### What you will do
Without changing a thing, reproduce the entire listing and leave out its pictures.

### Entries provided

☆ ☆ ☆ ☆ ☆

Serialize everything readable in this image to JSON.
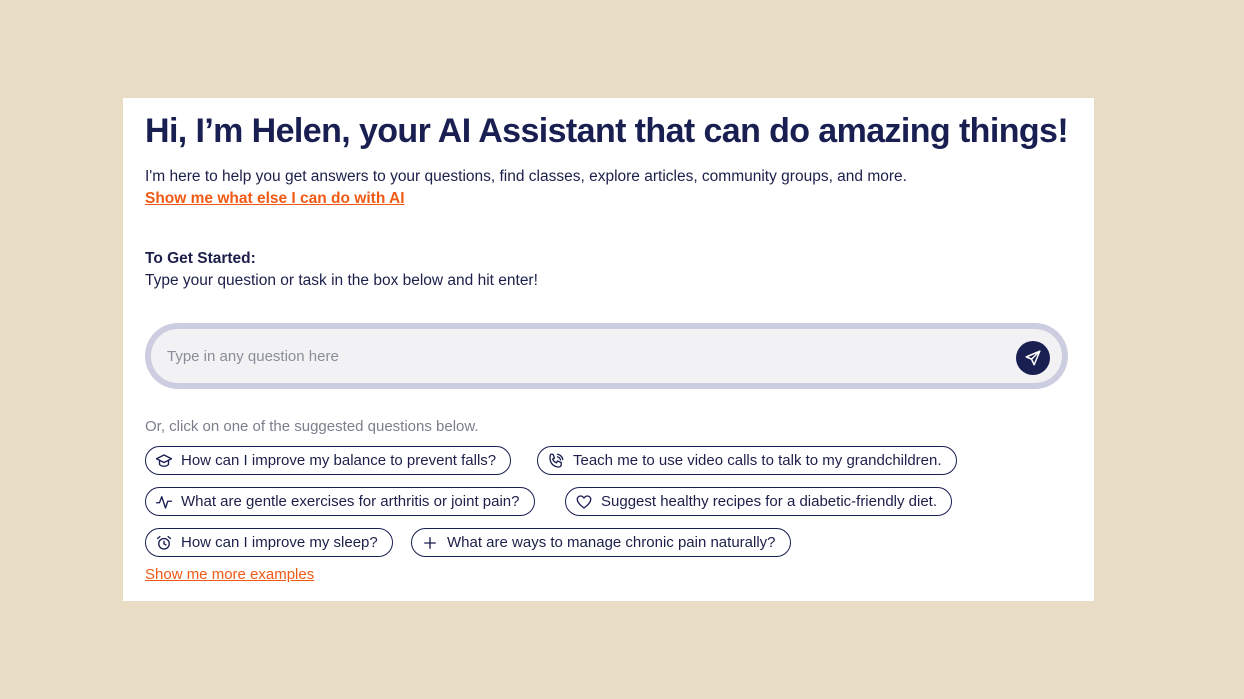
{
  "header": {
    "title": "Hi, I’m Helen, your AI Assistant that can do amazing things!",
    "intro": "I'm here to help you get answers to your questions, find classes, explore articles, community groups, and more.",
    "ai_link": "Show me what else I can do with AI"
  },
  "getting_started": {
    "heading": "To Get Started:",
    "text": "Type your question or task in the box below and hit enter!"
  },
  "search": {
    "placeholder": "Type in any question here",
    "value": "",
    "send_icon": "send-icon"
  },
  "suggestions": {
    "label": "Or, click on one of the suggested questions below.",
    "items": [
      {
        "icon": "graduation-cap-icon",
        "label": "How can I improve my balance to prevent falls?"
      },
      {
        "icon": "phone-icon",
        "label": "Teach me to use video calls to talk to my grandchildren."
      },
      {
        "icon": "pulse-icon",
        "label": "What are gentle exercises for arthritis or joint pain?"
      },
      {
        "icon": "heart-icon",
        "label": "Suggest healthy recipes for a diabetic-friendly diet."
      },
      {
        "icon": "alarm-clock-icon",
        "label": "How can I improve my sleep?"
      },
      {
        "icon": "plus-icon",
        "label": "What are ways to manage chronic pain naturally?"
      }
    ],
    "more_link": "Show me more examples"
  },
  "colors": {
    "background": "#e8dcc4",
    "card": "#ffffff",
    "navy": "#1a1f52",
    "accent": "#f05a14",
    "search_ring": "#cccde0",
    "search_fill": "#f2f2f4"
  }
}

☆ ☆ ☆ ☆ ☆

### Response
Serialize everything readable in this image to JSON.
{
  "header": {
    "title": "Hi, I’m Helen, your AI Assistant that can do amazing things!",
    "intro": "I'm here to help you get answers to your questions, find classes, explore articles, community groups, and more.",
    "ai_link": "Show me what else I can do with AI"
  },
  "getting_started": {
    "heading": "To Get Started:",
    "text": "Type your question or task in the box below and hit enter!"
  },
  "search": {
    "placeholder": "Type in any question here",
    "value": "",
    "send_icon": "send-icon"
  },
  "suggestions": {
    "label": "Or, click on one of the suggested questions below.",
    "items": [
      {
        "icon": "graduation-cap-icon",
        "label": "How can I improve my balance to prevent falls?"
      },
      {
        "icon": "phone-icon",
        "label": "Teach me to use video calls to talk to my grandchildren."
      },
      {
        "icon": "pulse-icon",
        "label": "What are gentle exercises for arthritis or joint pain?"
      },
      {
        "icon": "heart-icon",
        "label": "Suggest healthy recipes for a diabetic-friendly diet."
      },
      {
        "icon": "alarm-clock-icon",
        "label": "How can I improve my sleep?"
      },
      {
        "icon": "plus-icon",
        "label": "What are ways to manage chronic pain naturally?"
      }
    ],
    "more_link": "Show me more examples"
  },
  "colors": {
    "background": "#e8dcc4",
    "card": "#ffffff",
    "navy": "#1a1f52",
    "accent": "#f05a14",
    "search_ring": "#cccde0",
    "search_fill": "#f2f2f4"
  }
}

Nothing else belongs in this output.